Boasting a crispy and crunchy exterior along with a juicy and tender interior, it's easy to understand why breaded meat is a favorite. Despite that the process of coating cutlets in flour, dipping them in egg wash, and dunking them in breadcrumbs can be lengthy, it is fairly simple. However, it can prove complicated if you're missing ingredients. Breadcrumbs can easily be traded for crushed crackers or chips, but when it comes to a component like egg wash, searching for a replacement is a bit trickier. But, what if we told you that mayonnaise was a suitable — and, potentially, better — swap for the eggy ingredient?

There are more than a few reasons why mayo makes sense as a substitute for egg wash. Since they both share the same main ingredient (eggs), they function in very similar ways. Much like egg wash acts as a binding agent to help seasonings and breadcrumbs stick to meat, creamy mayonnaise also manages to do the same. Additionally, just like egg wash, mayo can promote browning, thanks to its decadent fat component. In fact, mayonnaise might even be a better option when compared to egg wash because it can create a sort of barrier to lock in juices as cutlets cook, producing a juicier result. Whether you ran out of eggs, need to use up mayonnaise that's nearing its expiration date, or just crave tastier breaded meats, you can't go wrong with using mayonnaise in place of egg wash.

Making the swap for mayo is simple

Regular, vegan, light, olive oil, Kewpie — any type of mayonnaise can be a viable substitute for egg wash. That said, while traditional mayonnaises will generally impart a velvety mouthfeel along with a much richer taste when compared to egg wash, should you want added complexity, you can also work with flavored mayonnaise. Either opt for ready-made mayos that offer a kick of garlic or spice, or craft your own flavored mayo by whisking a zesty condiment like mustard or honey into your "mayo wash" beforehand.

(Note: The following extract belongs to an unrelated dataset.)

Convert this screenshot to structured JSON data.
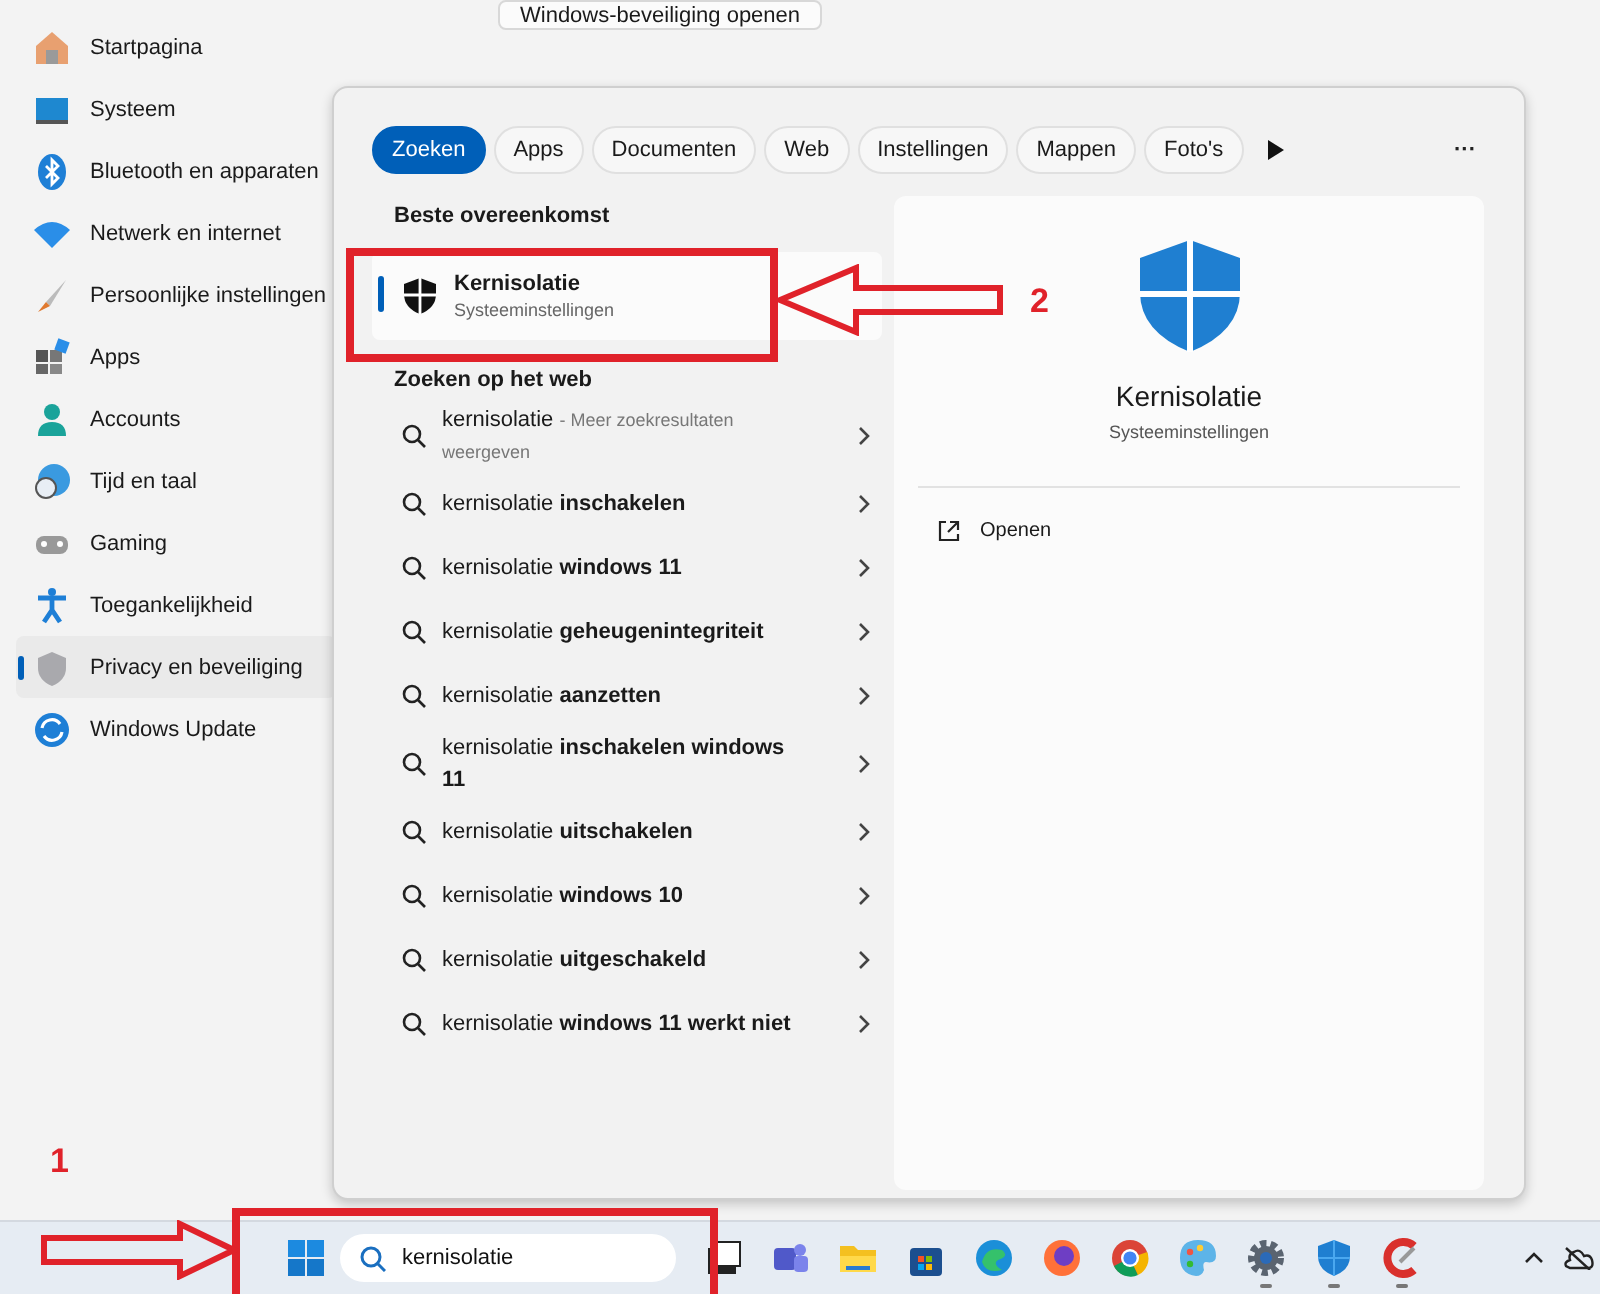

Given that mayonnaise adheres better to meat as opposed to slippery egg wash, you can forgo the flour. Instead, dive right in and coat the raw pieces of protein directly in mayo. As for how much to apply, our advice is to use the condiment modestly. Since it is quite thick, rather than fully dredging cutlets in the sauce, use a brush to evenly (and thinly!) apply the mayonnaise over the meat. Then, continue by pressing breadcrumbs into the protein and shaking off any excess, before cooking to golden perfection. A flavorful swap that can save you time and effort, using mayo instead of egg wash will make breaded pork chops, chicken cutlets, and steak filets that much tastier!